• Activity
Return every line from the records below with the string "Time".

• Interface dataset entries
====

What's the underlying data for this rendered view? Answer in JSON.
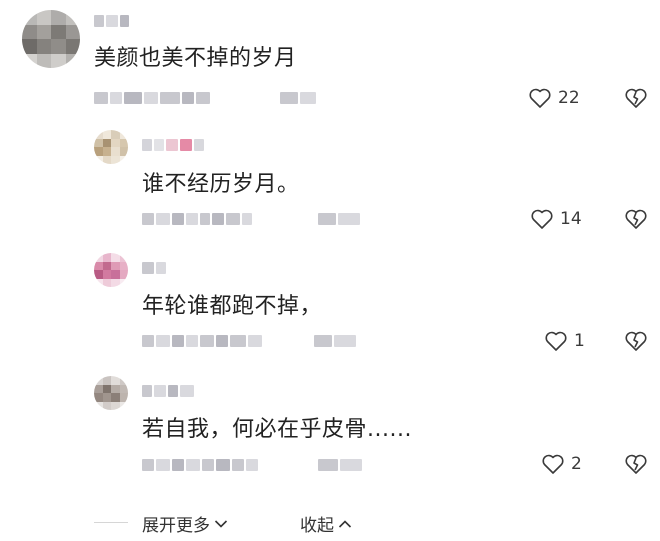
{
  "comments": [
    {
      "text": "美颜也美不掉的岁月",
      "likes": "22"
    },
    {
      "text": "谁不经历岁月。",
      "likes": "14"
    },
    {
      "text": "年轮谁都跑不掉，",
      "likes": "1"
    },
    {
      "text": "若自我，何必在乎皮骨......",
      "likes": "2"
    }
  ],
  "footer": {
    "expand_label": "展开更多",
    "collapse_label": "收起"
  },
  "icons": {
    "like": "heart-outline-icon",
    "dislike": "broken-heart-icon",
    "expand": "chevron-down-icon",
    "collapse": "chevron-up-icon"
  }
}
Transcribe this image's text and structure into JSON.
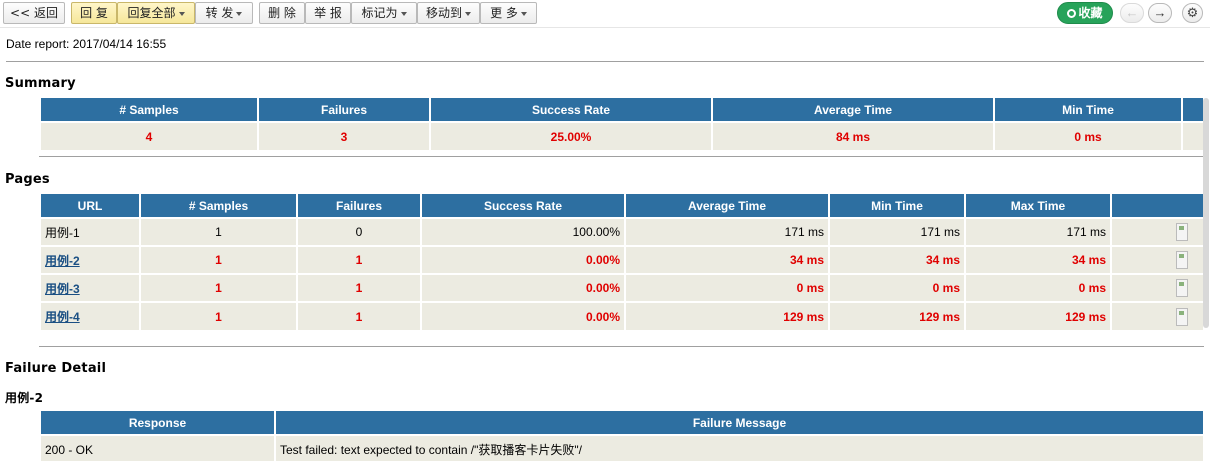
{
  "toolbar": {
    "back": "<< 返回",
    "reply": "回 复",
    "reply_all": "回复全部",
    "forward": "转 发",
    "delete": "删 除",
    "report": "举 报",
    "mark_as": "标记为",
    "move_to": "移动到",
    "more": "更 多",
    "favorite": "收藏",
    "prev_icon": "left-arrow-icon",
    "next_icon": "right-arrow-icon",
    "settings_icon": "gear-icon"
  },
  "date_report": "Date report: 2017/04/14 16:55",
  "summary": {
    "title": "Summary",
    "headers": [
      "# Samples",
      "Failures",
      "Success Rate",
      "Average Time",
      "Min Time"
    ],
    "values": [
      "4",
      "3",
      "25.00%",
      "84 ms",
      "0 ms"
    ]
  },
  "pages": {
    "title": "Pages",
    "headers": [
      "URL",
      "# Samples",
      "Failures",
      "Success Rate",
      "Average Time",
      "Min Time",
      "Max Time"
    ],
    "rows": [
      {
        "url": "用例-1",
        "samples": "1",
        "failures": "0",
        "rate": "100.00%",
        "avg": "171 ms",
        "min": "171 ms",
        "max": "171 ms",
        "failed": false
      },
      {
        "url": "用例-2",
        "samples": "1",
        "failures": "1",
        "rate": "0.00%",
        "avg": "34 ms",
        "min": "34 ms",
        "max": "34 ms",
        "failed": true
      },
      {
        "url": "用例-3",
        "samples": "1",
        "failures": "1",
        "rate": "0.00%",
        "avg": "0 ms",
        "min": "0 ms",
        "max": "0 ms",
        "failed": true
      },
      {
        "url": "用例-4",
        "samples": "1",
        "failures": "1",
        "rate": "0.00%",
        "avg": "129 ms",
        "min": "129 ms",
        "max": "129 ms",
        "failed": true
      }
    ]
  },
  "failure_detail": {
    "title": "Failure Detail",
    "case_title": "用例-2",
    "headers": [
      "Response",
      "Failure Message"
    ],
    "rows": [
      {
        "response": "200 - OK",
        "message": "Test failed: text expected to contain /\"获取播客卡片失败\"/"
      }
    ]
  },
  "colors": {
    "header_blue": "#2d6fa1",
    "row_bg": "#ecebe1",
    "fail_red": "#e00000",
    "favorite_green": "#27a35a"
  }
}
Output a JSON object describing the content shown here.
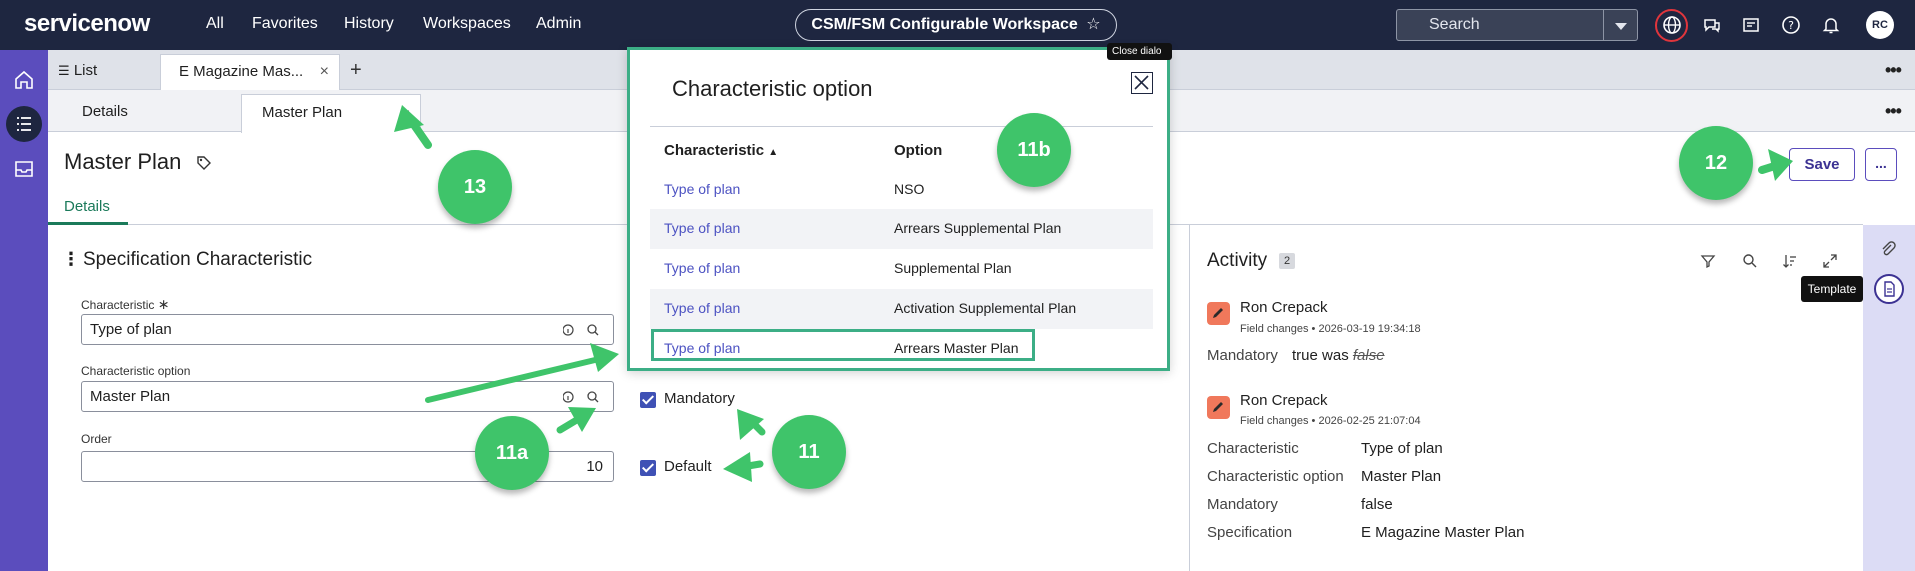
{
  "header": {
    "logo": "servicenow",
    "nav": [
      "All",
      "Favorites",
      "History",
      "Workspaces",
      "Admin"
    ],
    "workspace": "CSM/FSM Configurable Workspace",
    "search_placeholder": "Search",
    "avatar_initials": "RC"
  },
  "tabs": {
    "list_label": "List",
    "record_tab": "E Magazine Mas...",
    "close_glyph": "×",
    "add_glyph": "+"
  },
  "subtabs": {
    "details": "Details",
    "master_plan": "Master Plan"
  },
  "page": {
    "title": "Master Plan",
    "details_tab": "Details",
    "save": "Save",
    "more": "..."
  },
  "form": {
    "section_title": "Specification Characteristic",
    "characteristic_label": "Characteristic",
    "characteristic_value": "Type of plan",
    "option_label": "Characteristic option",
    "option_value": "Master Plan",
    "order_label": "Order",
    "order_value": "10",
    "mandatory_label": "Mandatory",
    "default_label": "Default",
    "required_marker": "∗"
  },
  "activity": {
    "title": "Activity",
    "count": "2",
    "entries": [
      {
        "author": "Ron Crepack",
        "meta": "Field changes • 2026-03-19 19:34:18",
        "change_key": "Mandatory",
        "change_new": "true was",
        "change_old": "false"
      },
      {
        "author": "Ron Crepack",
        "meta": "Field changes • 2026-02-25 21:07:04",
        "rows": [
          {
            "k": "Characteristic",
            "v": "Type of plan"
          },
          {
            "k": "Characteristic option",
            "v": "Master Plan"
          },
          {
            "k": "Mandatory",
            "v": "false"
          },
          {
            "k": "Specification",
            "v": "E Magazine Master Plan"
          }
        ]
      }
    ]
  },
  "sidepanel": {
    "tooltip": "Template"
  },
  "modal": {
    "title": "Characteristic option",
    "close_tip": "Close dialo",
    "col_characteristic": "Characteristic",
    "col_option": "Option",
    "rows": [
      {
        "characteristic": "Type of plan",
        "option": "NSO"
      },
      {
        "characteristic": "Type of plan",
        "option": "Arrears Supplemental Plan"
      },
      {
        "characteristic": "Type of plan",
        "option": "Supplemental Plan"
      },
      {
        "characteristic": "Type of plan",
        "option": "Activation Supplemental Plan"
      },
      {
        "characteristic": "Type of plan",
        "option": "Arrears Master Plan"
      }
    ]
  },
  "callouts": {
    "c11a": "11a",
    "c11b": "11b",
    "c11": "11",
    "c12": "12",
    "c13": "13"
  },
  "colors": {
    "topbar": "#1e2640",
    "rail": "#5b4dbd",
    "callout": "#3fc46a",
    "highlight": "#3cae86",
    "link": "#4c52c2"
  }
}
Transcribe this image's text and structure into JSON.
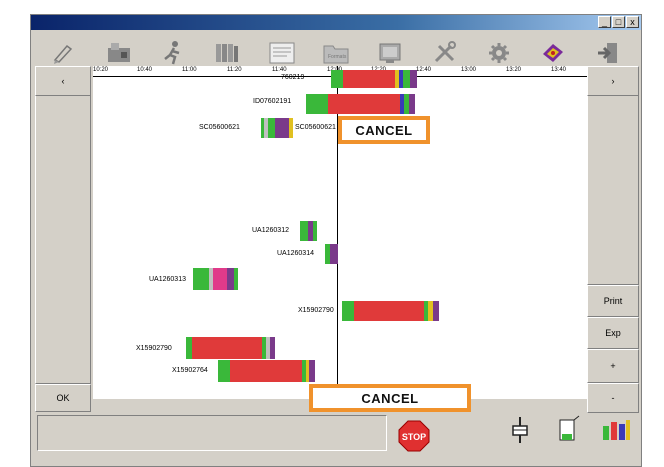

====

• Problem solution
      "Average Time",
      "Min Time"
      "Average Time",
      "Min Time",
      "Max Time"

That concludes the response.